Dataset rows for apps and sites:
========

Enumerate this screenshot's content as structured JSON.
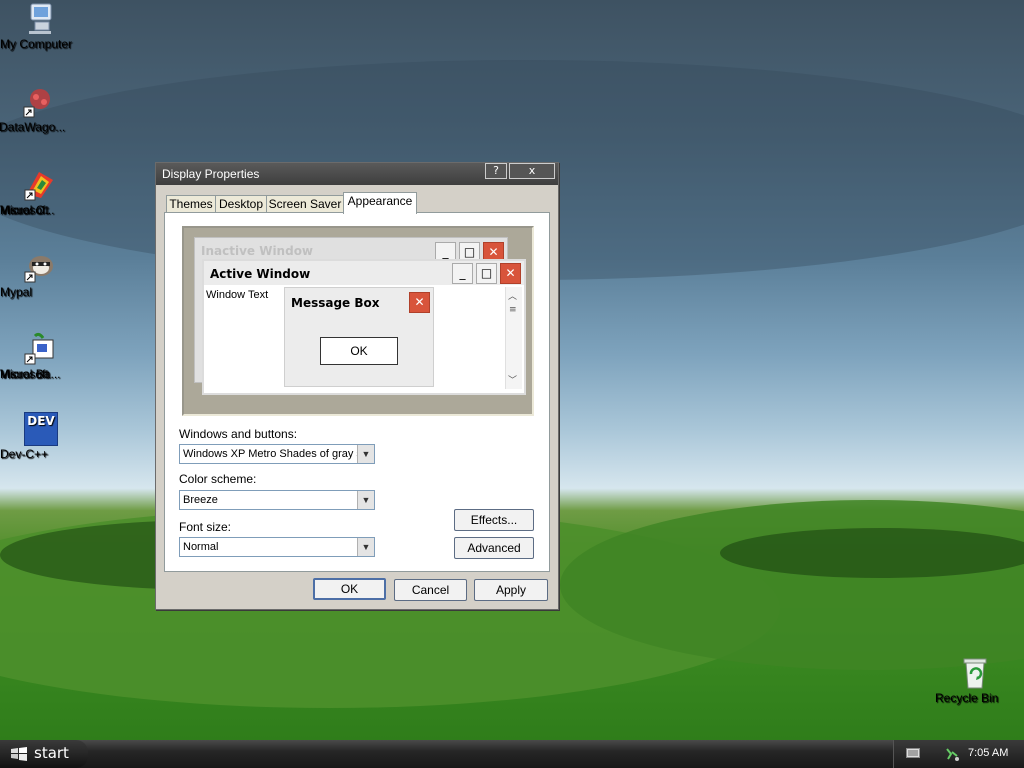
{
  "desktop": {
    "icons": [
      {
        "label": "My Computer"
      },
      {
        "label": "DataWago..."
      },
      {
        "label_line1": "Microsoft",
        "label_line2": "Visual C..."
      },
      {
        "label": "Mypal"
      },
      {
        "label_line1": "Microsoft",
        "label_line2": "Visual Ba..."
      },
      {
        "label": "Dev-C++",
        "badge": "DEV"
      },
      {
        "label": "Recycle Bin"
      }
    ]
  },
  "window": {
    "title": "Display Properties",
    "help_glyph": "?",
    "close_glyph": "x",
    "tabs": [
      {
        "label": "Themes"
      },
      {
        "label": "Desktop"
      },
      {
        "label": "Screen Saver"
      },
      {
        "label": "Appearance",
        "active": true
      }
    ],
    "preview": {
      "inactive_title": "Inactive Window",
      "active_title": "Active Window",
      "window_text": "Window Text",
      "message_box_title": "Message Box",
      "ok_label": "OK"
    },
    "fields": {
      "windows_buttons_label": "Windows and buttons:",
      "windows_buttons_value": "Windows XP Metro Shades of gray s",
      "color_scheme_label": "Color scheme:",
      "color_scheme_value": "Breeze",
      "font_size_label": "Font size:",
      "font_size_value": "Normal"
    },
    "buttons": {
      "effects": "Effects...",
      "advanced": "Advanced",
      "ok": "OK",
      "cancel": "Cancel",
      "apply": "Apply"
    }
  },
  "taskbar": {
    "start_label": "start",
    "clock": "7:05 AM"
  }
}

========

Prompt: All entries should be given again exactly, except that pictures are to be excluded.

Answer section:
Enumerate this screenshot's content as structured JSON.
{
  "desktop": {
    "icons": [
      {
        "label": "My Computer"
      },
      {
        "label": "DataWago..."
      },
      {
        "label_line1": "Microsoft",
        "label_line2": "Visual C..."
      },
      {
        "label": "Mypal"
      },
      {
        "label_line1": "Microsoft",
        "label_line2": "Visual Ba..."
      },
      {
        "label": "Dev-C++",
        "badge": "DEV"
      },
      {
        "label": "Recycle Bin"
      }
    ]
  },
  "window": {
    "title": "Display Properties",
    "help_glyph": "?",
    "close_glyph": "x",
    "tabs": [
      {
        "label": "Themes"
      },
      {
        "label": "Desktop"
      },
      {
        "label": "Screen Saver"
      },
      {
        "label": "Appearance",
        "active": true
      }
    ],
    "preview": {
      "inactive_title": "Inactive Window",
      "active_title": "Active Window",
      "window_text": "Window Text",
      "message_box_title": "Message Box",
      "ok_label": "OK"
    },
    "fields": {
      "windows_buttons_label": "Windows and buttons:",
      "windows_buttons_value": "Windows XP Metro Shades of gray s",
      "color_scheme_label": "Color scheme:",
      "color_scheme_value": "Breeze",
      "font_size_label": "Font size:",
      "font_size_value": "Normal"
    },
    "buttons": {
      "effects": "Effects...",
      "advanced": "Advanced",
      "ok": "OK",
      "cancel": "Cancel",
      "apply": "Apply"
    }
  },
  "taskbar": {
    "start_label": "start",
    "clock": "7:05 AM"
  }
}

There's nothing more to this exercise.